Getting to know the new endoscope processing standard

May 06, 2022
Endoscopy HTM
From the May 2022 issue of HealthCare Business News magazine

By Mary Ann Drosnock

On March 3, 2022, the new ANSI/AAMI Standard, ST91, was published. Although it was released in 2022, the official date is 2021, since that is when it was approved by the working group and the sterilization standards board. ST91 (2021) is officially entitled “Flexible and semi-rigid endoscope processing in health care facilities”, and is applicable to the processing of all types of flexible endoscopes in all healthcare settings. ST91 (2021) is a replacement for the original from 2015, not an amendment, as we saw with the updating of ST79 for steam sterilization practices. So, it will be necessary to order the new document.

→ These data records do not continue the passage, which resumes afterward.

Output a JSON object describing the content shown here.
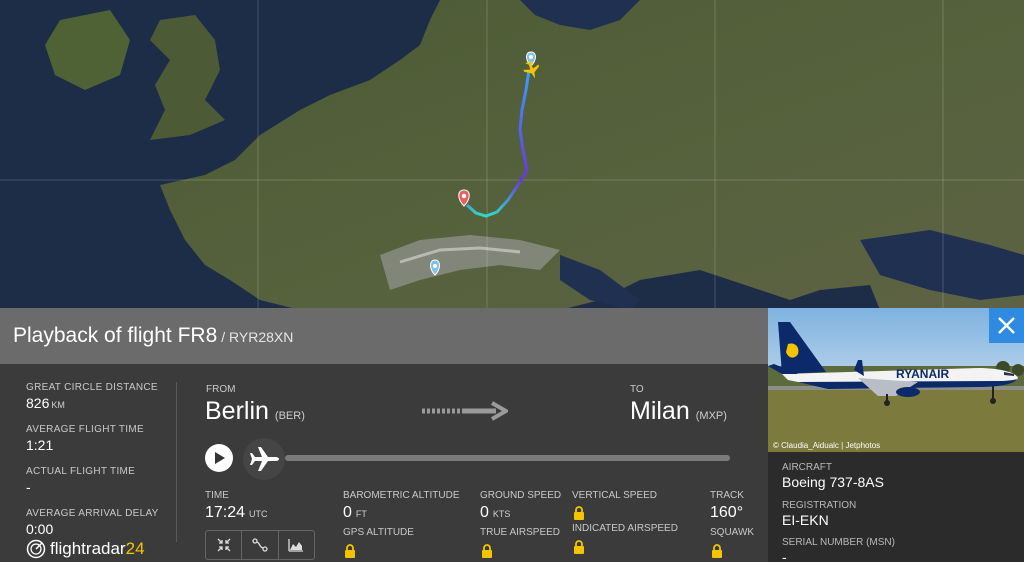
{
  "flight": {
    "title_prefix": "Playback of flight FR8",
    "callsign": "/ RYR28XN"
  },
  "stats": {
    "gc_distance_label": "GREAT CIRCLE DISTANCE",
    "gc_distance_value": "826",
    "gc_distance_unit": "KM",
    "avg_flight_time_label": "AVERAGE FLIGHT TIME",
    "avg_flight_time_value": "1:21",
    "actual_flight_time_label": "ACTUAL FLIGHT TIME",
    "actual_flight_time_value": "-",
    "avg_arrival_delay_label": "AVERAGE ARRIVAL DELAY",
    "avg_arrival_delay_value": "0:00"
  },
  "route": {
    "from_label": "FROM",
    "from_city": "Berlin",
    "from_code": "(BER)",
    "to_label": "TO",
    "to_city": "Milan",
    "to_code": "(MXP)",
    "progress": 0.0
  },
  "telemetry": {
    "time_label": "TIME",
    "time_value": "17:24",
    "time_unit": "UTC",
    "baro_alt_label": "BAROMETRIC ALTITUDE",
    "baro_alt_value": "0",
    "baro_alt_unit": "FT",
    "gps_alt_label": "GPS ALTITUDE",
    "ground_speed_label": "GROUND SPEED",
    "ground_speed_value": "0",
    "ground_speed_unit": "KTS",
    "true_airspeed_label": "TRUE AIRSPEED",
    "vertical_speed_label": "VERTICAL SPEED",
    "indicated_airspeed_label": "INDICATED AIRSPEED",
    "track_label": "TRACK",
    "track_value": "160°",
    "squawk_label": "SQUAWK"
  },
  "logo": {
    "brand": "flightradar",
    "num": "24"
  },
  "aircraft": {
    "photo_credit": "© Claudia_Aidualc | Jetphotos",
    "livery_text": "RYANAIR",
    "aircraft_label": "AIRCRAFT",
    "aircraft_value": "Boeing 737-8AS",
    "registration_label": "REGISTRATION",
    "registration_value": "EI-EKN",
    "msn_label": "SERIAL NUMBER (MSN)",
    "msn_value": "-"
  },
  "icons": {
    "close": "close-icon",
    "play": "play-icon",
    "plane": "airplane-icon",
    "tools": [
      "fit-view-icon",
      "route-icon",
      "chart-icon"
    ],
    "lock": "lock-icon"
  },
  "colors": {
    "header_bg": "#6b6b6b",
    "panel_bg": "#3b3b3b",
    "accent": "#2f8be0",
    "logo_accent": "#f5c400"
  }
}
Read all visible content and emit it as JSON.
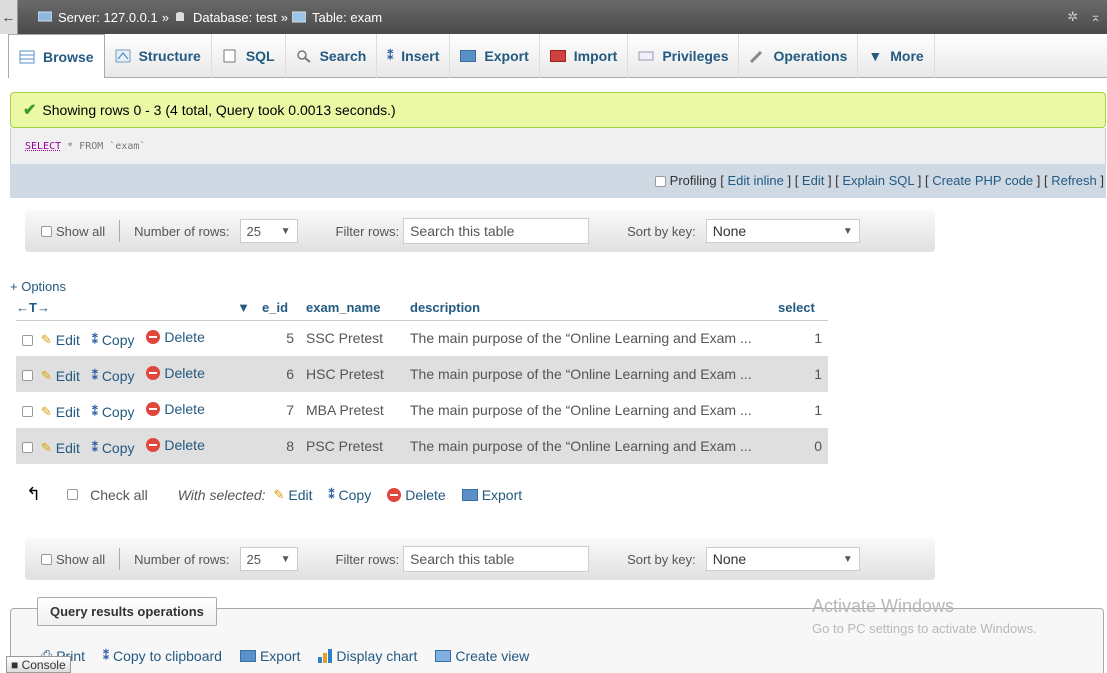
{
  "breadcrumb": {
    "server": "Server: 127.0.0.1",
    "database": "Database: test",
    "table": "Table: exam",
    "separator": "»"
  },
  "tabs": [
    "Browse",
    "Structure",
    "SQL",
    "Search",
    "Insert",
    "Export",
    "Import",
    "Privileges",
    "Operations",
    "More"
  ],
  "success_message": "Showing rows 0 - 3 (4 total, Query took 0.0013 seconds.)",
  "sql": {
    "keyword": "SELECT",
    "rest": " * FROM `exam`"
  },
  "links": {
    "profiling": "Profiling",
    "edit_inline": "Edit inline",
    "edit": "Edit",
    "explain": "Explain SQL",
    "create_php": "Create PHP code",
    "refresh": "Refresh"
  },
  "nav": {
    "show_all": "Show all",
    "number_of_rows_label": "Number of rows:",
    "rows_value": "25",
    "filter_label": "Filter rows:",
    "filter_placeholder": "Search this table",
    "sort_label": "Sort by key:",
    "sort_value": "None"
  },
  "options_label": "+ Options",
  "arrows_label": "←T→",
  "columns": [
    "e_id",
    "exam_name",
    "description",
    "select"
  ],
  "actions": {
    "edit": "Edit",
    "copy": "Copy",
    "delete": "Delete"
  },
  "rows": [
    {
      "e_id": "5",
      "exam_name": "SSC Pretest",
      "description": "The main purpose of the “Online Learning and Exam ...",
      "select": "1"
    },
    {
      "e_id": "6",
      "exam_name": "HSC Pretest",
      "description": "The main purpose of the “Online Learning and Exam ...",
      "select": "1"
    },
    {
      "e_id": "7",
      "exam_name": "MBA Pretest",
      "description": "The main purpose of the “Online Learning and Exam ...",
      "select": "1"
    },
    {
      "e_id": "8",
      "exam_name": "PSC Pretest",
      "description": "The main purpose of the “Online Learning and Exam ...",
      "select": "0"
    }
  ],
  "with_selected": {
    "check_all": "Check all",
    "label": "With selected:",
    "edit": "Edit",
    "copy": "Copy",
    "delete": "Delete",
    "export": "Export"
  },
  "query_ops": {
    "title": "Query results operations",
    "print": "Print",
    "copy_clipboard": "Copy to clipboard",
    "export": "Export",
    "display_chart": "Display chart",
    "create_view": "Create view"
  },
  "console": "Console",
  "activate": {
    "line1": "Activate Windows",
    "line2": "Go to PC settings to activate Windows."
  },
  "colors": {
    "link": "#235a81",
    "success_bg": "#ebf8a4",
    "row_alt": "#dfdfdf"
  }
}
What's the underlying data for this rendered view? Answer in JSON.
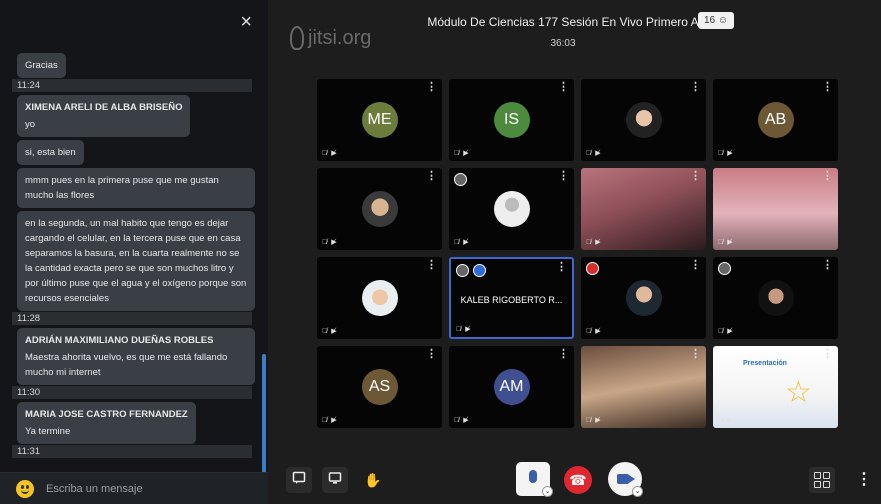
{
  "chat": {
    "close_label": "×",
    "input_placeholder": "Escriba un mensaje",
    "messages": [
      {
        "text": "Gracias"
      },
      {
        "time": "11:24"
      },
      {
        "sender": "XIMENA ARELI DE ALBA BRISEÑO",
        "text": "yo"
      },
      {
        "text": "si, esta bien"
      },
      {
        "text": "mmm pues en la primera puse que me gustan mucho las flores"
      },
      {
        "text": "en la segunda, un mal habito que tengo es dejar cargando el celular, en la tercera puse que en casa separamos la basura, en la cuarta realmente no se la cantidad exacta pero se que son muchos litro y por último puse que el agua y el oxígeno porque son recursos esenciales"
      },
      {
        "time": "11:28"
      },
      {
        "sender": "ADRIÁN MAXIMILIANO DUEÑAS ROBLES",
        "text": "Maestra ahorita vuelvo, es que me está fallando mucho mi internet"
      },
      {
        "time": "11:30"
      },
      {
        "sender": "MARIA JOSE CASTRO FERNANDEZ",
        "text": "Ya termine"
      },
      {
        "time": "11:31"
      }
    ]
  },
  "header": {
    "logo": "jitsi.org",
    "title": "Módulo De Ciencias 177 Sesión En Vivo Primero A",
    "timer": "36:03",
    "participant_count": "16"
  },
  "tiles": [
    {
      "type": "initials",
      "initials": "ME",
      "color": "#6b7c3b"
    },
    {
      "type": "initials",
      "initials": "IS",
      "color": "#4c8a3e"
    },
    {
      "type": "photo",
      "style": "face1"
    },
    {
      "type": "initials",
      "initials": "AB",
      "color": "#6d5836"
    },
    {
      "type": "photo",
      "style": "face2"
    },
    {
      "type": "photo",
      "style": "blank",
      "signal": "grey"
    },
    {
      "type": "video",
      "bg": "linear-gradient(160deg,#b9747e 0%,#8d4f57 45%,#2d1b1e 100%)"
    },
    {
      "type": "video",
      "bg": "linear-gradient(180deg,#c97d85 0%,#e3b3ba 55%,#8b6a6e 100%)"
    },
    {
      "type": "photo",
      "style": "face3"
    },
    {
      "type": "named",
      "name": "KALEB RIGOBERTO R...",
      "active": true,
      "signal": "grey",
      "signal2": "blue"
    },
    {
      "type": "photo",
      "style": "face4",
      "signal": "red"
    },
    {
      "type": "photo",
      "style": "face5",
      "signal": "grey"
    },
    {
      "type": "initials",
      "initials": "AS",
      "color": "#6d5836"
    },
    {
      "type": "initials",
      "initials": "AM",
      "color": "#3f4f8f"
    },
    {
      "type": "video",
      "bg": "linear-gradient(170deg,#6b4e3e 0%,#c9a688 50%,#3b2b22 100%)"
    },
    {
      "type": "video",
      "bg": "linear-gradient(180deg,#ffffff 0%,#f4f4f4 60%,#d8e3f0 100%)",
      "slide": "Presentación"
    }
  ],
  "toolbar": {
    "chat_icon": "chat-icon",
    "screen_icon": "screen-share-icon",
    "hand_icon": "raise-hand-icon",
    "hangup_glyph": "☎",
    "more_glyph": "⋮",
    "hand_glyph": "✋"
  }
}
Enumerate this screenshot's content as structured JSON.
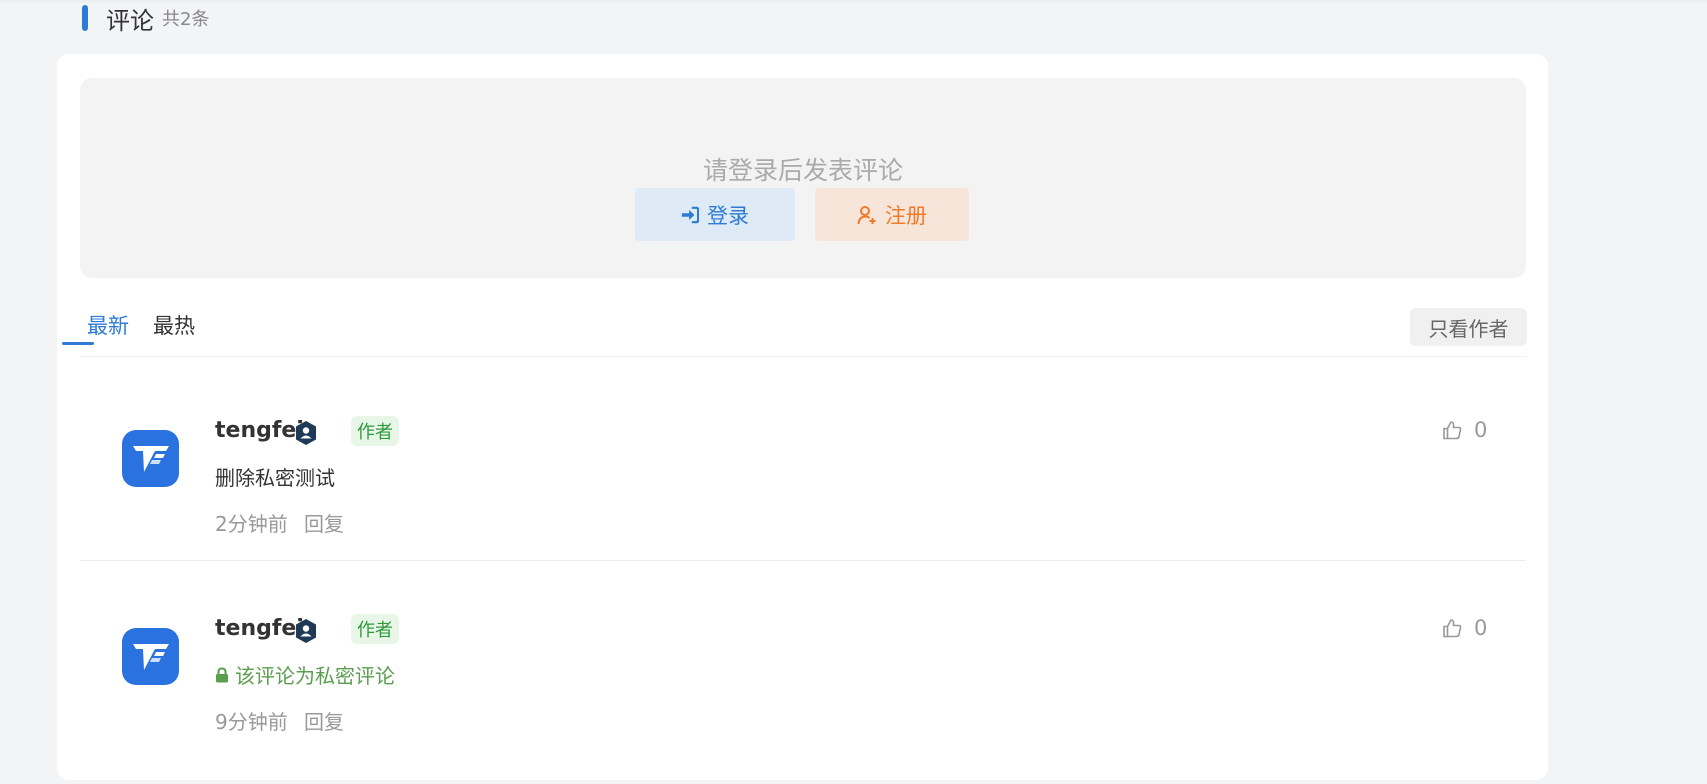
{
  "section": {
    "title": "评论",
    "count": "共2条"
  },
  "login_box": {
    "prompt": "请登录后发表评论",
    "login_label": "登录",
    "register_label": "注册"
  },
  "tabs": [
    {
      "label": "最新",
      "active": true
    },
    {
      "label": "最热",
      "active": false
    }
  ],
  "filter": {
    "author_only_label": "只看作者"
  },
  "comments": [
    {
      "username": "tengfei",
      "tag": "作者",
      "text": "删除私密测试",
      "time": "2分钟前",
      "reply_label": "回复",
      "likes": "0"
    },
    {
      "username": "tengfei",
      "tag": "作者",
      "private_text": "该评论为私密评论",
      "time": "9分钟前",
      "reply_label": "回复",
      "likes": "0"
    }
  ],
  "colors": {
    "accent": "#2e7bd6",
    "register": "#ee7b2a",
    "author_tag": "#2f9a3c",
    "private_text": "#5a9e4f",
    "avatar": "#2a72e0"
  },
  "icons": {
    "login": "sign-in-icon",
    "register": "user-plus-icon",
    "verified": "verified-user-icon",
    "lock": "lock-icon",
    "like": "thumbs-up-icon"
  }
}
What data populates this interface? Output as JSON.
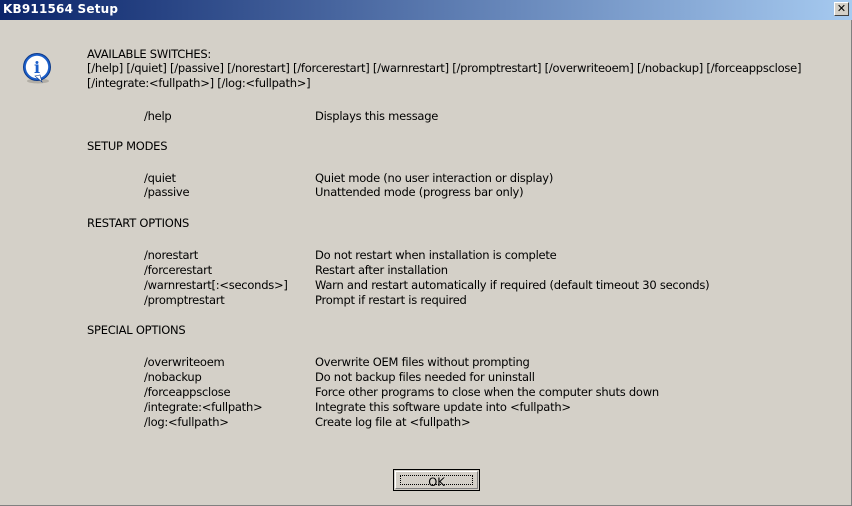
{
  "window": {
    "title": "KB911564 Setup",
    "close_glyph": "✕"
  },
  "content": {
    "header": "AVAILABLE SWITCHES:",
    "switches_line1": "[/help] [/quiet] [/passive] [/norestart] [/forcerestart] [/warnrestart] [/promptrestart] [/overwriteoem] [/nobackup] [/forceappsclose]",
    "switches_line2": "[/integrate:<fullpath>] [/log:<fullpath>]",
    "help": {
      "switch": "/help",
      "desc": "Displays this message"
    },
    "setup_modes": {
      "title": "SETUP MODES",
      "items": [
        {
          "switch": "/quiet",
          "desc": "Quiet mode (no user interaction or display)"
        },
        {
          "switch": "/passive",
          "desc": "Unattended mode (progress bar only)"
        }
      ]
    },
    "restart_options": {
      "title": "RESTART OPTIONS",
      "items": [
        {
          "switch": "/norestart",
          "desc": "Do not restart when installation is complete"
        },
        {
          "switch": "/forcerestart",
          "desc": "Restart after installation"
        },
        {
          "switch": "/warnrestart[:<seconds>]",
          "desc": "Warn and restart automatically if required (default timeout 30 seconds)"
        },
        {
          "switch": "/promptrestart",
          "desc": "Prompt if restart is required"
        }
      ]
    },
    "special_options": {
      "title": "SPECIAL OPTIONS",
      "items": [
        {
          "switch": "/overwriteoem",
          "desc": "Overwrite OEM files without prompting"
        },
        {
          "switch": "/nobackup",
          "desc": "Do not backup files needed for uninstall"
        },
        {
          "switch": "/forceappsclose",
          "desc": "Force other programs to close when the computer shuts down"
        },
        {
          "switch": "/integrate:<fullpath>",
          "desc": "Integrate this software update into <fullpath>"
        },
        {
          "switch": "/log:<fullpath>",
          "desc": "Create log file at <fullpath>"
        }
      ]
    }
  },
  "buttons": {
    "ok": "OK"
  },
  "icon": {
    "name": "information-icon",
    "glyph": "i",
    "color": "#1c5fc9"
  }
}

As an overview, the improved guidance document ST91 addresses both concerns about the risk of infection and patient safety, as well as new technologies. The new ST91 focuses on instituting additional quality measures to improve patient safety related to endoscope processing. There are an innumerable number of changes in both recommendations and requirements found within the document. Many topics that were recommendations in the previous version have moved to requirements of the standards, and many new recommendations are made.

Within ST91 there are many critical areas of focus, including an emphasis on training, competency, and certification, as well as considerations for the design of the processing area, environmental, HVAC, and water quality monitoring that have been updated. Critically evaluate these new recommendations and identify areas of noncompliance in your facility. To create your cross-functional team, involve leadership, facilities, environmental cleaning, infection prevention, biomedical engineering, and other departments in your evaluation.

Additional important updates include the renaming of precleaning to Point of Use Treatment. This is now standardized to the terminology found in ST79. There is also now a recommendation to note the time when the point of use treatment is performed and convey that information to the processing staff so that they know whether or not to follow the delayed reprocessing procedure. We call this step “hand-off communication”. Follow the delayed reprocessing procedure if more than 60 minutes have elapsed before manual cleaning is initiated.

The process for Leak testing has been changed to 60 seconds of observation instead of 30 seconds to allow for a thorough evaluation of the endoscope for leaks. Also, there is now a recommendation to test the leak test units for pressure output every day the unit is used. Another important update is the new designation of “high-risk” endoscopes. The standard contains different guidance for processing high-risk versus non-high-risk endoscopes. Examples of high-risk endoscopes are duodenoscopes, bronchoscopes, ultrasound endoscopes, and ureteroscopes among others.

You Must Be Logged In To Post A Comment